* [Assignment]:
Below are the records. State how many of their lines contain "Període", with nothing else.

(Source data)

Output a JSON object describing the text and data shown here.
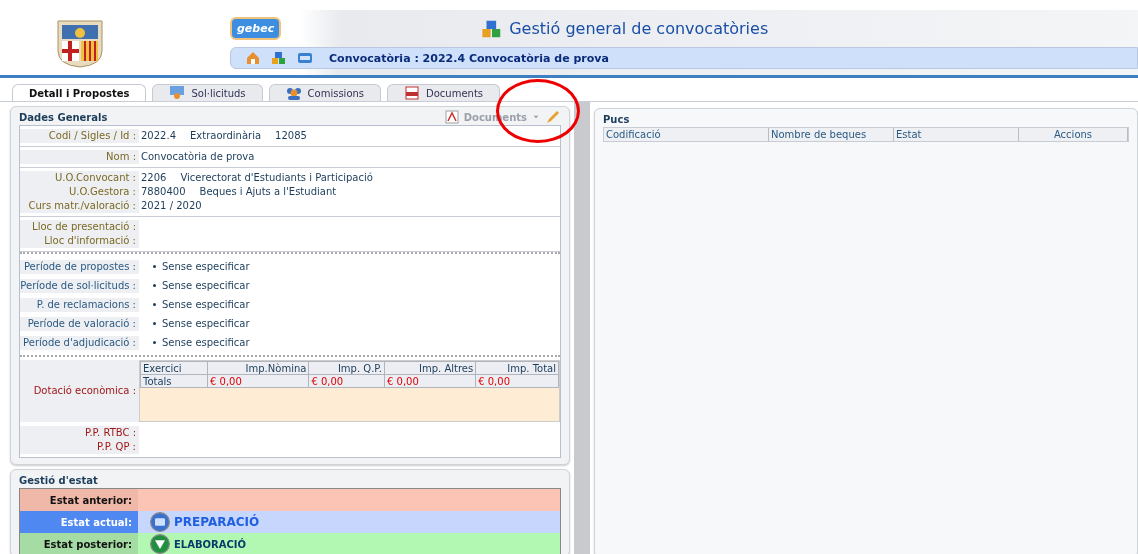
{
  "header": {
    "badge": "gebec",
    "title": "Gestió general de convocatòries",
    "breadcrumb": "Convocatòria : 2022.4 Convocatòria de prova"
  },
  "tabs": [
    {
      "label": "Detall i Propostes",
      "selected": true
    },
    {
      "label": "Sol·licituds",
      "selected": false
    },
    {
      "label": "Comissions",
      "selected": false
    },
    {
      "label": "Documents",
      "selected": false
    }
  ],
  "general": {
    "title": "Dades Generals",
    "documents_menu": "Documents",
    "groups": [
      {
        "kind": "info",
        "rows": [
          {
            "label": "Codi / Sigles / Id :",
            "values": [
              "2022.4",
              "Extraordinària",
              "12085"
            ]
          }
        ]
      },
      {
        "kind": "info",
        "rows": [
          {
            "label": "Nom :",
            "values": [
              "Convocatòria de prova"
            ]
          }
        ]
      },
      {
        "kind": "info",
        "rows": [
          {
            "label": "U.O.Convocant :",
            "values": [
              "2206",
              "Vicerectorat d'Estudiants i Participació"
            ]
          },
          {
            "label": "U.O.Gestora :",
            "values": [
              "7880400",
              "Beques i Ajuts a l'Estudiant"
            ]
          },
          {
            "label": "Curs matr./valoració :",
            "values": [
              "2021 / 2020"
            ]
          }
        ]
      },
      {
        "kind": "info",
        "rows": [
          {
            "label": "Lloc de presentació :",
            "values": []
          },
          {
            "label": "Lloc d'informació :",
            "values": []
          }
        ]
      },
      {
        "kind": "periods",
        "rows": [
          {
            "label": "Període de propostes :",
            "values": [
              "Sense especificar"
            ]
          },
          {
            "label": "Període de sol·licituds :",
            "values": [
              "Sense especificar"
            ]
          },
          {
            "label": "P. de reclamacions :",
            "values": [
              "Sense especificar"
            ]
          },
          {
            "label": "Període de valoració :",
            "values": [
              "Sense especificar"
            ]
          },
          {
            "label": "Període d'adjudicació :",
            "values": [
              "Sense especificar"
            ]
          }
        ]
      },
      {
        "kind": "budget",
        "label": "Dotació econòmica :",
        "columns": [
          "Exercici",
          "Imp.Nòmina",
          "Imp. Q.P.",
          "Imp. Altres",
          "Imp. Total"
        ],
        "totals": [
          "Totals",
          "€ 0,00",
          "€ 0,00",
          "€ 0,00",
          "€ 0,00"
        ],
        "rows": [
          {
            "label": "P.P. RTBC :",
            "values": []
          },
          {
            "label": "P.P. QP :",
            "values": []
          }
        ]
      }
    ]
  },
  "status": {
    "title": "Gestió d'estat",
    "rows": [
      {
        "kind": "previous",
        "label": "Estat anterior:"
      },
      {
        "kind": "current",
        "label": "Estat actual:",
        "value": "PREPARACIÓ"
      },
      {
        "kind": "next",
        "label": "Estat posterior:",
        "value": "ELABORACIÓ"
      }
    ]
  },
  "pucs": {
    "title": "Pucs",
    "columns": [
      "Codificació",
      "Nombre de beques",
      "Estat",
      "Accions"
    ]
  }
}
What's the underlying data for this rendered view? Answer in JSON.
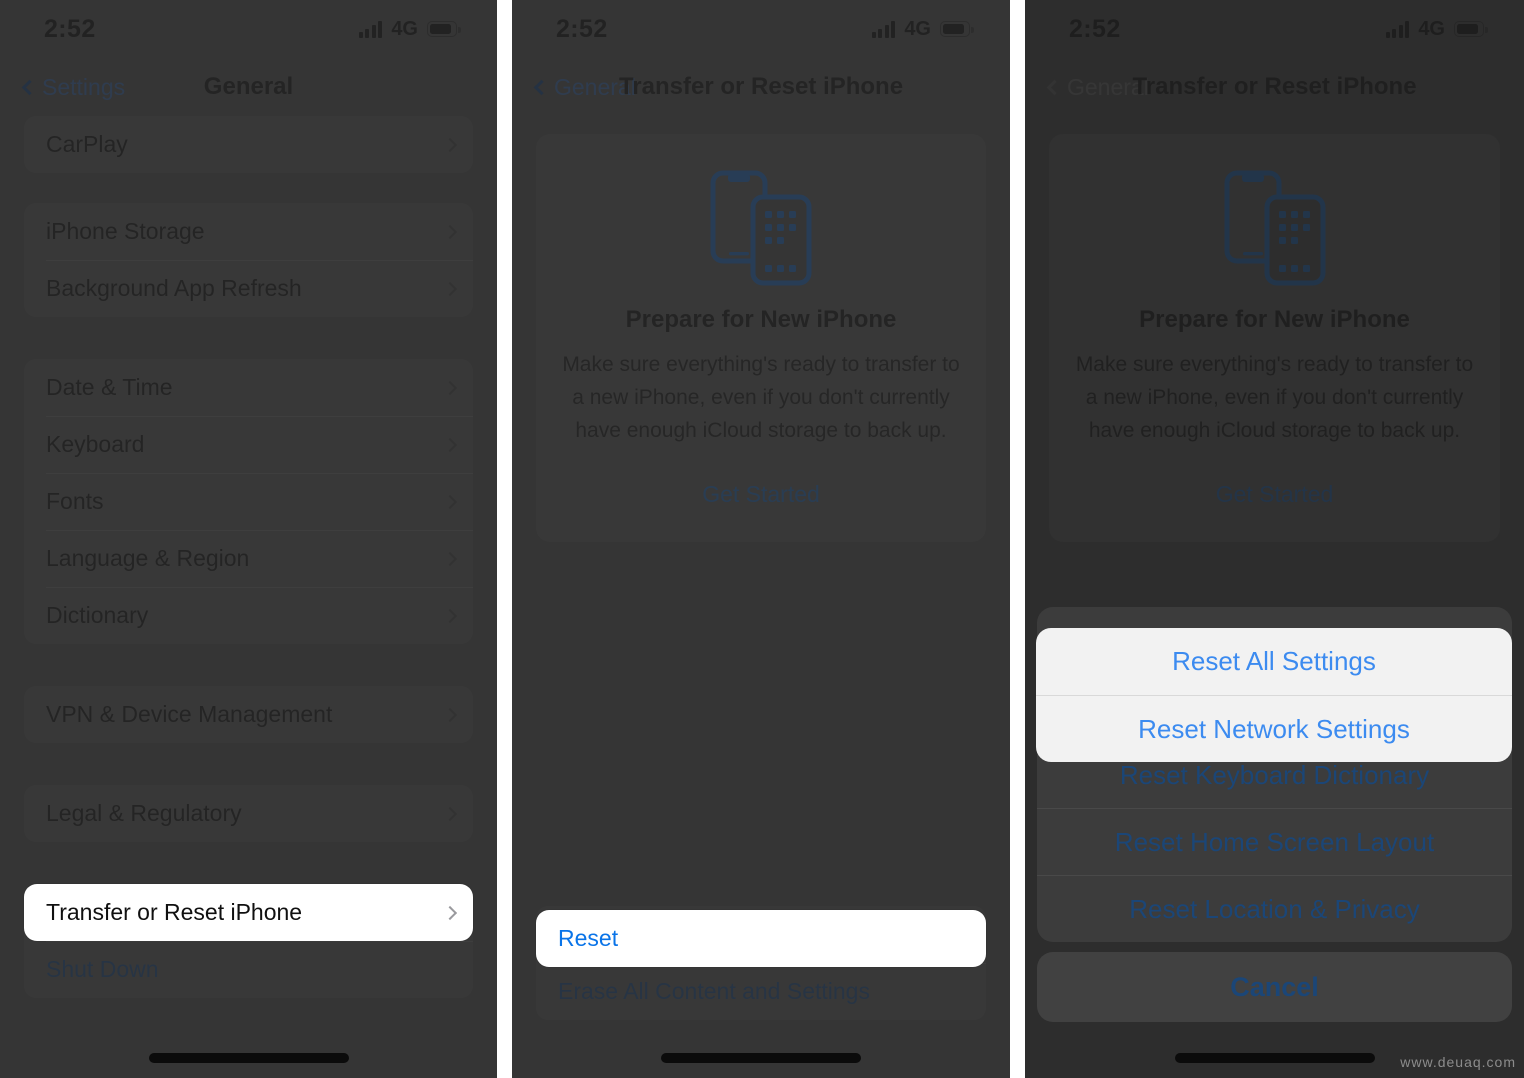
{
  "status_bar": {
    "time": "2:52",
    "network": "4G",
    "signal_icon": "signal-bars-icon",
    "battery_icon": "battery-icon"
  },
  "panel1": {
    "nav": {
      "back_label": "Settings",
      "title": "General",
      "back_icon": "chevron-left-icon"
    },
    "groups": [
      {
        "rows": [
          {
            "label": "CarPlay",
            "accessory": "chevron-right-icon"
          }
        ]
      },
      {
        "rows": [
          {
            "label": "iPhone Storage",
            "accessory": "chevron-right-icon"
          },
          {
            "label": "Background App Refresh",
            "accessory": "chevron-right-icon"
          }
        ]
      },
      {
        "rows": [
          {
            "label": "Date & Time",
            "accessory": "chevron-right-icon"
          },
          {
            "label": "Keyboard",
            "accessory": "chevron-right-icon"
          },
          {
            "label": "Fonts",
            "accessory": "chevron-right-icon"
          },
          {
            "label": "Language & Region",
            "accessory": "chevron-right-icon"
          },
          {
            "label": "Dictionary",
            "accessory": "chevron-right-icon"
          }
        ]
      },
      {
        "rows": [
          {
            "label": "VPN & Device Management",
            "accessory": "chevron-right-icon"
          }
        ]
      },
      {
        "rows": [
          {
            "label": "Legal & Regulatory",
            "accessory": "chevron-right-icon"
          }
        ]
      },
      {
        "rows": [
          {
            "label": "Transfer or Reset iPhone",
            "accessory": "chevron-right-icon",
            "highlighted": true
          },
          {
            "label": "Shut Down",
            "accessory": "",
            "link": true
          }
        ]
      }
    ]
  },
  "panel2": {
    "nav": {
      "back_label": "General",
      "title": "Transfer or Reset iPhone",
      "back_icon": "chevron-left-icon"
    },
    "prepare_card": {
      "icon": "two-phones-icon",
      "title": "Prepare for New iPhone",
      "body": "Make sure everything's ready to transfer to a new iPhone, even if you don't currently have enough iCloud storage to back up.",
      "link": "Get Started"
    },
    "reset_rows": [
      {
        "label": "Reset",
        "highlighted": true
      },
      {
        "label": "Erase All Content and Settings",
        "link": true
      }
    ]
  },
  "panel3": {
    "nav": {
      "back_label": "General",
      "title": "Transfer or Reset iPhone",
      "back_icon": "chevron-left-icon"
    },
    "prepare_card": {
      "icon": "two-phones-icon",
      "title": "Prepare for New iPhone",
      "body": "Make sure everything's ready to transfer to a new iPhone, even if you don't currently have enough iCloud storage to back up.",
      "link": "Get Started"
    },
    "action_sheet": {
      "items": [
        {
          "label": "Reset All Settings",
          "highlighted": true
        },
        {
          "label": "Reset Network Settings",
          "highlighted": true
        },
        {
          "label": "Reset Keyboard Dictionary",
          "highlighted": false
        },
        {
          "label": "Reset Home Screen Layout",
          "highlighted": false
        },
        {
          "label": "Reset Location & Privacy",
          "highlighted": false
        }
      ],
      "cancel_label": "Cancel"
    }
  },
  "colors": {
    "accent_blue": "#3c8bf0",
    "link_navy": "#1b4677",
    "icon_blue": "#1a4f8c",
    "screen_bg": "#3a3a3a",
    "card_bg": "#434343",
    "highlight_bg": "#ffffff"
  },
  "watermark": "www.deuaq.com"
}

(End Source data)

* [Result]:
4